- (West 1.4.26) Arrange seven 0's and
seven 1's cyclically so that the 14 strings of four consecutive bits
are all the 4-digit binary strings other than 0101 and 1010.
- Solve the last problem with another pairs of strings (other than
0101 and 1010).
- Prove that this was the only other pair (besides 0101 and 1010)
that you could have removed to solve the same problem.
- 5#2 Due Friday, October 25: (West 1.4.29) Suppose G is
a graph and D is an orientation of G that is
strongly connected. Prove that if G has an odd cycle, then
D has an odd cycle.
Hint: Consider each pair vi,vi+1 in
an odd cycle v1,...,vk of
G. Some edges will be directed from vi to
vi+1 and some from vi+1 to
vi. If the edge was from vi to
vi+1, there must also be a path from
vi+1 to vi (why?).
Consider the cases when this path is of even length and when it is of
- 5#3 Due Tuesday, October 29: A Hamiltonian cycle in a graph is a
cycle which contains all the vertices (but not necessarily all the
edges) in the graph. Unlike Eulerian tours, there is no known
efficient algorithm to detect whether a graph has a Hamiltonian cycle.
(See page 286 of West for a longer introduction.)
A Grey code, like a de Bruijn sequence, is a way to cycle through all
the k-bit binary strings.
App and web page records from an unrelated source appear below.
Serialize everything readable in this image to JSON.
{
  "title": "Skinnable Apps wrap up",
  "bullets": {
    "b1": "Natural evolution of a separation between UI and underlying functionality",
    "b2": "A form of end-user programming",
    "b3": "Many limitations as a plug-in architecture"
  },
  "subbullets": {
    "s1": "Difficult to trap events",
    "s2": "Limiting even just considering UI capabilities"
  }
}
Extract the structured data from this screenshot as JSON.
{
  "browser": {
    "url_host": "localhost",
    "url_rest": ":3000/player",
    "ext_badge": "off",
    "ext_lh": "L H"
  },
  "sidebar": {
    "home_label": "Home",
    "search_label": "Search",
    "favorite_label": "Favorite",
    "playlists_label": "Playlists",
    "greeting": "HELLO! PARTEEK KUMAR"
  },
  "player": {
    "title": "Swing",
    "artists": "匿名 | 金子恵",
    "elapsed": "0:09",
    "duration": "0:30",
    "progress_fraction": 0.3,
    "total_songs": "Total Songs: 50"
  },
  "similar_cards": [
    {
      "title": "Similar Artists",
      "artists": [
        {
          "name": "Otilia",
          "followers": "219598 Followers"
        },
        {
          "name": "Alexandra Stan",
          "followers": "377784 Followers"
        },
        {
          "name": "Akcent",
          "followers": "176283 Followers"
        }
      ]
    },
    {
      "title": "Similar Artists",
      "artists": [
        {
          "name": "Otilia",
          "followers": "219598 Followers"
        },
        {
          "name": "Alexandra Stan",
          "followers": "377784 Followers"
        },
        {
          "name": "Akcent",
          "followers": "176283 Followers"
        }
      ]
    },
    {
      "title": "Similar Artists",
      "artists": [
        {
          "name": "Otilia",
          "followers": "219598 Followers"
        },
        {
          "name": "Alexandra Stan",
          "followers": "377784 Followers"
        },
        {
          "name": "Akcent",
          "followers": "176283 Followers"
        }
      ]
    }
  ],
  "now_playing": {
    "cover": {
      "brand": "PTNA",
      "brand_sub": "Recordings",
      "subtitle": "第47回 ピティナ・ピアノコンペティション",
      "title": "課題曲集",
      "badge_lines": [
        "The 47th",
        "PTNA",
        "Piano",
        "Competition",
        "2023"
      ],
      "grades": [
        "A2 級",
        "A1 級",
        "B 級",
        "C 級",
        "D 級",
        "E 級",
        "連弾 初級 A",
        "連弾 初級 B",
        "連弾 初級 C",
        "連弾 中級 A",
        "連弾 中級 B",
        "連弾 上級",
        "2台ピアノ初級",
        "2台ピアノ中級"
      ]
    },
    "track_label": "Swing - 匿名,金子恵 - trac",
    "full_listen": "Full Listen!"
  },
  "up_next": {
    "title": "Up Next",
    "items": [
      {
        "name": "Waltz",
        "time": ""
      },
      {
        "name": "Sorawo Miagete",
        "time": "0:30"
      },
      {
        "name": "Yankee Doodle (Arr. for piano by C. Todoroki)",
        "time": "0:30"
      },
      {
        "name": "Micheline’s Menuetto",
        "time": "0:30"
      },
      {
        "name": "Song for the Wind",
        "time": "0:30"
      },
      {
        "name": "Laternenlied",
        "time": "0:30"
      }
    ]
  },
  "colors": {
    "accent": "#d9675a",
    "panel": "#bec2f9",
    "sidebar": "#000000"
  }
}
Each string can be obtained from
the previous by changing one bit. For example, here's a
3-bit Grey code:
000 -> 010 -> 011 -> 111 -> 110 -> 100 -> 101 -> 001 --
Some background: Grey codes are useful in control design because they avoid race
conditions. If a counter counted normally, going 000, 001, 010,
..., there is an opportunity for a race condition. If both
bit changes going from 001 to 010 don't happen at exactly the
same time, then 011 or 000 might appear in between for a brief moment.
- Prove (by induction) that any hypercube Qk
contains a Hamiltonian cycle.
- Use your result to prove that an k-bit Grey code
exists for all k.
- 5#4 Due Friday, October 31: (West 2.1.8) Prove that the following
This problem is a bit harder than most, not because
any portion of the proof is hard, but because it involves a few
small proofs. You could, for instance, prove 1 => 2, 2 => 3, 3 => 4,
4 => 2, and 2 => 1. I recommend you try to prove a few implications,
and once you've done some, see what implications a classmate has shown.
- G is a forest.
- Every induced subgraph of G has a vertex of degree at most 1.
- Every connected subgraph of G is an induced subgraph.
- The number of components in G is the number of vertices
minus the number of edges.
Facts and techniques that might help: Definition 2.1.1 and the first
sentence of example 2.1.2, Lemma 2.1.3, Theorem 2.1.4, Corollary
- 5#5 Attend at least one talk given by Steve Smale, preferably two.
Write 3-4 sentences about the talk you attended.
- 5#6 Due Monday, November 4: Draw the tree with each of the
following Prufer codes: (71244441), (123456), (654321)